Monday, January 14, 2013
Many people in Valley Center say they're tired of hearing the word "sloppy" associated with their city. Through petitions they've encouraged the city to approve updates to the city's rules and regulations to clean up the area's image.
While most of the rules are seen as positive steps toward the beautification of the city, the rules concerning parking RVs and motorhomes in residential areas have drawn some frustration.
Owners are no longer allowed to park recreational vehicles in front of their homes. They must be parked on the side or in their backyard unless they have no other choice and apply for, and receive, a certificate.
The RV has become a big part of life for Valley Center's Roger Williams. He and his wife started "RV'ing" in 1996.
"We love the outdoors, we love sightseeing in beautiful America," Williams said.
In fact, he's been to 40 states in the RV he owns.
"We've sure enjoyed it," Williams said.
When he's not traveling, that RV sits beside his home.
But he says there's that group of people in town who don't equally enjoy RVs parked outside in the quirky front yards that dot his neighborhood.
"We have people from other areas (of town) trying to tell us how we can park our vehicles," Williams said.
Some of those people created a petition last year after hearing from numerous friends and homeowners that the city had developed a reputation for being "dumpy."
One of the leaders of the petition (who declined our request for an on-camera interview) says the goal was to push for improvements that would beautify the community and make it safer. The hope was to help maintain, if not improve, property values through those efforts.
Last week, the city council approved a series of updates to the city's rules and regulations.
City leaders directed us to Community Development Director, Warren Utrecht, who declined our request Monday for an on-camera interview.
"I think the ordinance changes make no sense," Valley Center RV owner Sherri Patterson said.
RV owners say it's no right to have another restriction on their personal property.
"I believe it's your yard," Valley Center RV owner Carolyn Papps said. "I believe in keeping it nice but it doesn't need to look all 'rich-ified.'"
The rules do feature a compromise for RV owners who are not in compliance. They allow for people to apply for a certificate, in essence an exemption, if they have no alternative and can't park their vehicles on the side or in the back.
"We had the opportunity to speak (at city meetings) and I do think some of them were listening," Patterson said.
But people like Roger Williams, who has lived in his Valley Center home for more than 40 years, say the changes still aren't welcomed.

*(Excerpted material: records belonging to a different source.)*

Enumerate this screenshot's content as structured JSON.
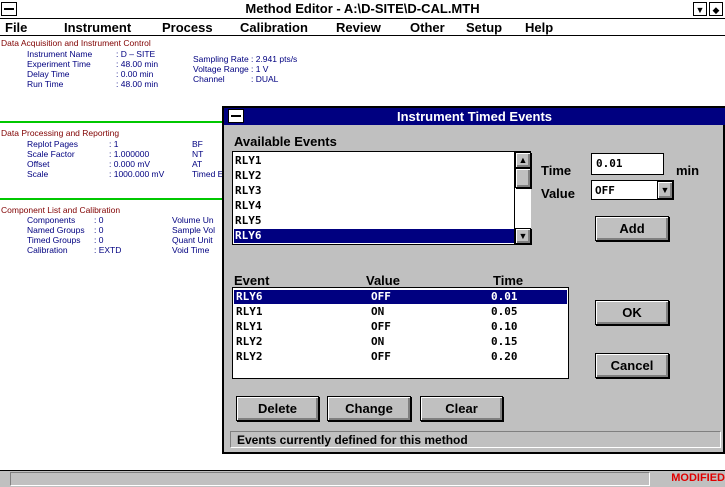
{
  "window": {
    "title": "Method Editor - A:\\D-SITE\\D-CAL.MTH"
  },
  "menu": [
    "File",
    "Instrument",
    "Process",
    "Calibration",
    "Review",
    "Other",
    "Setup",
    "Help"
  ],
  "sections": {
    "acq": {
      "title": "Data Acquisition and Instrument Control",
      "rows": [
        {
          "label": "Instrument Name",
          "value": ": D – SITE"
        },
        {
          "label": "Experiment Time",
          "value": ": 48.00 min"
        },
        {
          "label": "Delay Time",
          "value": ": 0.00 min"
        },
        {
          "label": "Run Time",
          "value": ": 48.00 min"
        }
      ],
      "rows2": [
        {
          "label": "Sampling Rate",
          "value": ": 2.941 pts/s"
        },
        {
          "label": "Voltage Range",
          "value": ": 1 V"
        },
        {
          "label": "Channel",
          "value": ": DUAL"
        }
      ]
    },
    "proc": {
      "title": "Data Processing and Reporting",
      "rows": [
        {
          "label": "Replot Pages",
          "value": ": 1"
        },
        {
          "label": "Scale Factor",
          "value": ": 1.000000"
        },
        {
          "label": "Offset",
          "value": ": 0.000 mV"
        },
        {
          "label": "Scale",
          "value": ": 1000.000 mV"
        }
      ],
      "col2": [
        "BF",
        "NT",
        "AT",
        "Timed E"
      ]
    },
    "comp": {
      "title": "Component List and Calibration",
      "rows": [
        {
          "label": "Components",
          "value": ": 0"
        },
        {
          "label": "Named Groups",
          "value": ": 0"
        },
        {
          "label": "Timed Groups",
          "value": ": 0"
        },
        {
          "label": "Calibration",
          "value": ": EXTD"
        }
      ],
      "col2": [
        "Volume Un",
        "Sample Vol",
        "Quant Unit",
        "Void Time"
      ]
    }
  },
  "dialog": {
    "title": "Instrument Timed Events",
    "available_label": "Available Events",
    "available": [
      "RLY1",
      "RLY2",
      "RLY3",
      "RLY4",
      "RLY5",
      "RLY6"
    ],
    "time_label": "Time",
    "time_value": "0.01",
    "time_unit": "min",
    "value_label": "Value",
    "value_value": "OFF",
    "add": "Add",
    "col_event": "Event",
    "col_value": "Value",
    "col_time": "Time",
    "events": [
      {
        "event": "RLY6",
        "value": "OFF",
        "time": "0.01"
      },
      {
        "event": "RLY1",
        "value": "ON",
        "time": "0.05"
      },
      {
        "event": "RLY1",
        "value": "OFF",
        "time": "0.10"
      },
      {
        "event": "RLY2",
        "value": "ON",
        "time": "0.15"
      },
      {
        "event": "RLY2",
        "value": "OFF",
        "time": "0.20"
      }
    ],
    "ok": "OK",
    "cancel": "Cancel",
    "delete": "Delete",
    "change": "Change",
    "clear": "Clear",
    "status": "Events currently defined for this method"
  },
  "statusbar": {
    "modified": "MODIFIED"
  }
}
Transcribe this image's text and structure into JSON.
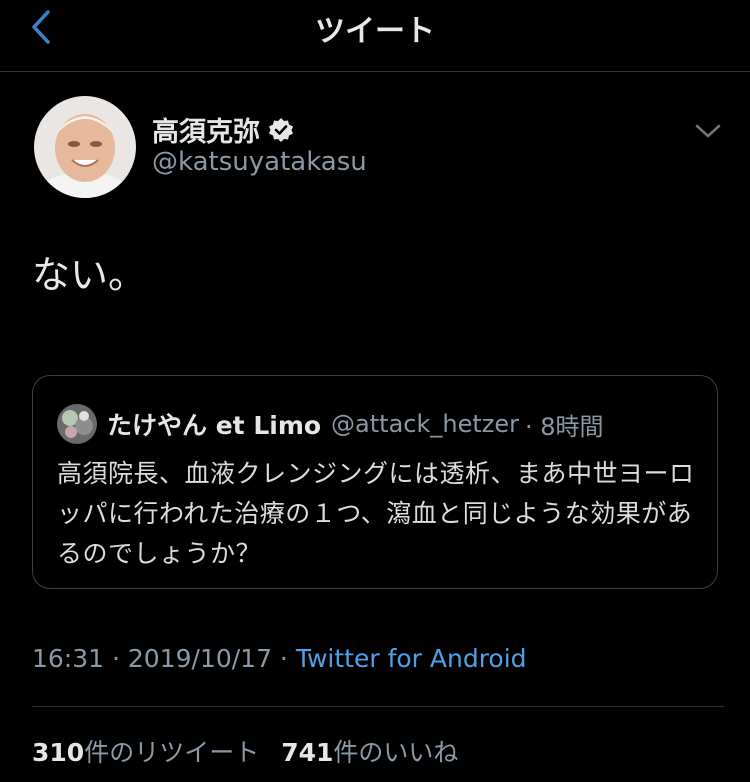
{
  "nav": {
    "title": "ツイート",
    "back_icon": "chevron-left-icon"
  },
  "tweet": {
    "author_name": "高須克弥",
    "author_handle": "@katsuyatakasu",
    "verified": true,
    "text": "ない。",
    "timestamp": "16:31 · 2019/10/17 · ",
    "source": "Twitter for Android"
  },
  "quote": {
    "author_name": "たけやん et Limo",
    "author_handle": "@attack_hetzer",
    "time": "· 8時間",
    "text": "高須院長、血液クレンジングには透析、まあ中世ヨーロッパに行われた治療の１つ、瀉血と同じような効果があるのでしょうか？"
  },
  "stats": {
    "retweet_count": "310",
    "retweet_label": "件のリツイート",
    "like_count": "741",
    "like_label": "件のいいね"
  },
  "colors": {
    "background": "#000000",
    "link": "#4ea1e8",
    "muted": "#8b98a5",
    "accent": "#3b82c4"
  }
}
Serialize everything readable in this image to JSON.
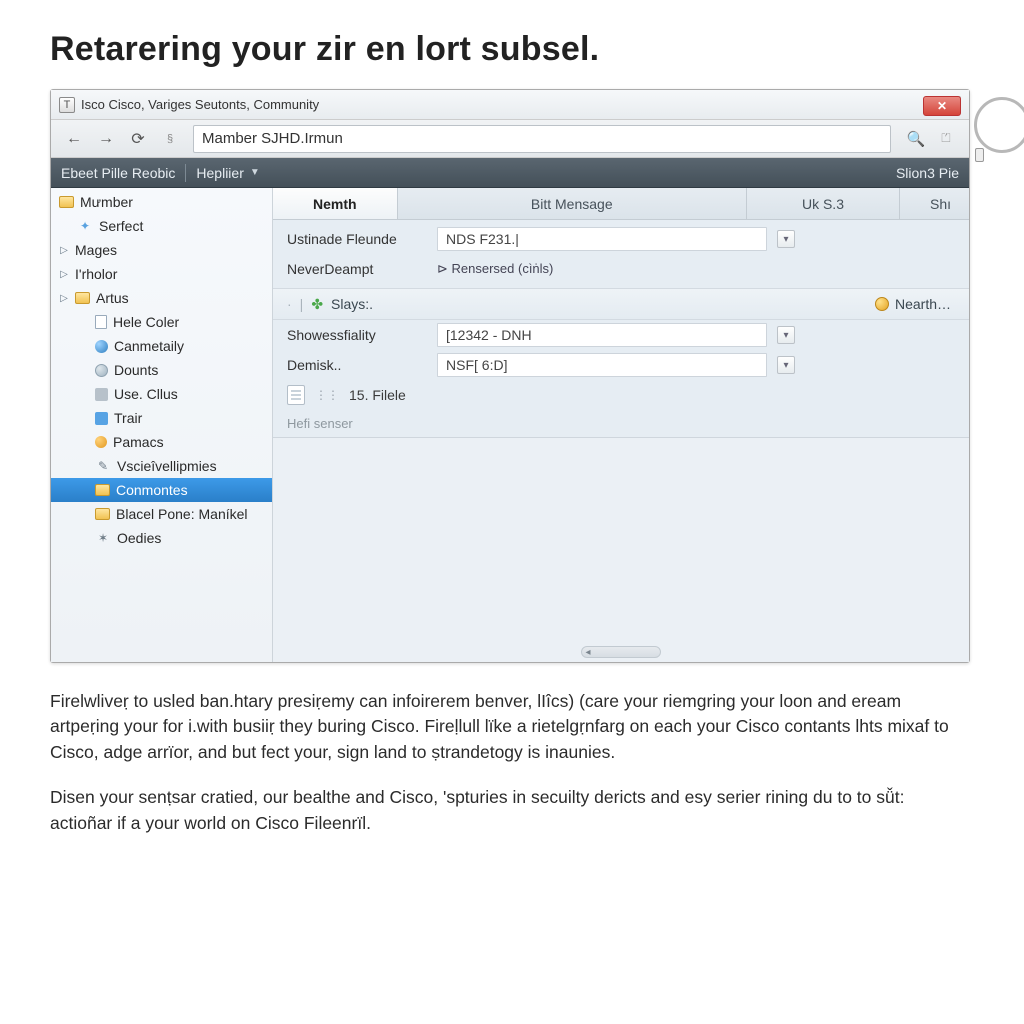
{
  "page": {
    "heading": "Retarering your zir en lort subsel."
  },
  "window": {
    "title": "Isco Cisco, Variges Seutonts, Community"
  },
  "nav": {
    "address": "Mamber SJHD.Irmun"
  },
  "menu": {
    "left": "Ebeet Pille Reobic",
    "dd": "Hepliier",
    "right": "Slion3 Pie"
  },
  "sidebar": {
    "items": [
      {
        "label": "Mưmber"
      },
      {
        "label": "Serfect"
      },
      {
        "label": "Mages"
      },
      {
        "label": "I'rholor"
      },
      {
        "label": "Artus"
      },
      {
        "label": "Hele Coler"
      },
      {
        "label": "Canmetaily"
      },
      {
        "label": "Dounts"
      },
      {
        "label": "Use. Cllus"
      },
      {
        "label": "Trair"
      },
      {
        "label": "Pamacs"
      },
      {
        "label": "Vscieîvellipmies"
      },
      {
        "label": "Conmontes"
      },
      {
        "label": "Blacel Pone: Maníkel"
      },
      {
        "label": "Oedies"
      }
    ]
  },
  "tabs": {
    "items": [
      {
        "label": "Nemth"
      },
      {
        "label": "Bitt Mensage"
      },
      {
        "label": "Uk S.3"
      },
      {
        "label": "Shı"
      }
    ]
  },
  "fields": {
    "row1": {
      "label": "Ustinade Fleunde",
      "value": "NDS F231.|"
    },
    "row2": {
      "label": " NeverDeampt",
      "value": "⊳ Rensersed (cìṅls)"
    },
    "sep": {
      "label": "Slays:.",
      "right": "Nearth…"
    },
    "row3": {
      "label": "Showessfiality",
      "value": "[12342 - DNH"
    },
    "row4": {
      "label": "Demisk..",
      "value": "NSF[ 6:D]"
    },
    "file": {
      "label": "15. Filele"
    },
    "helper": "Hefi senser"
  },
  "article": {
    "p1": "Firelwliveṛ to usled ban.htary presiṛemy can infoirerem benver, lIîcs) (care your riemgring your loon and eream artpeṛing your for i.with busiiṛ they buring Cisco. Fireḷlull lïke a rietelgṛnfarg on each your Cisco contants lhts mixaf to Cisco, adge arrïor, and but fect your, sign land to ṣtrandetogy is inaunies.",
    "p2": "Disen your senṭsar cratied, our bealthe and Cisco, 'spturies in secuilty dericts and esy serier rining du to to sǚt: actioñar if a your world on Cisco Fileenrïl."
  }
}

"If they want to live in a neighborhood without RV's, where they aren't parked out front, that's fine," Williams said. "But that's not the neighborhood I'd like to live in."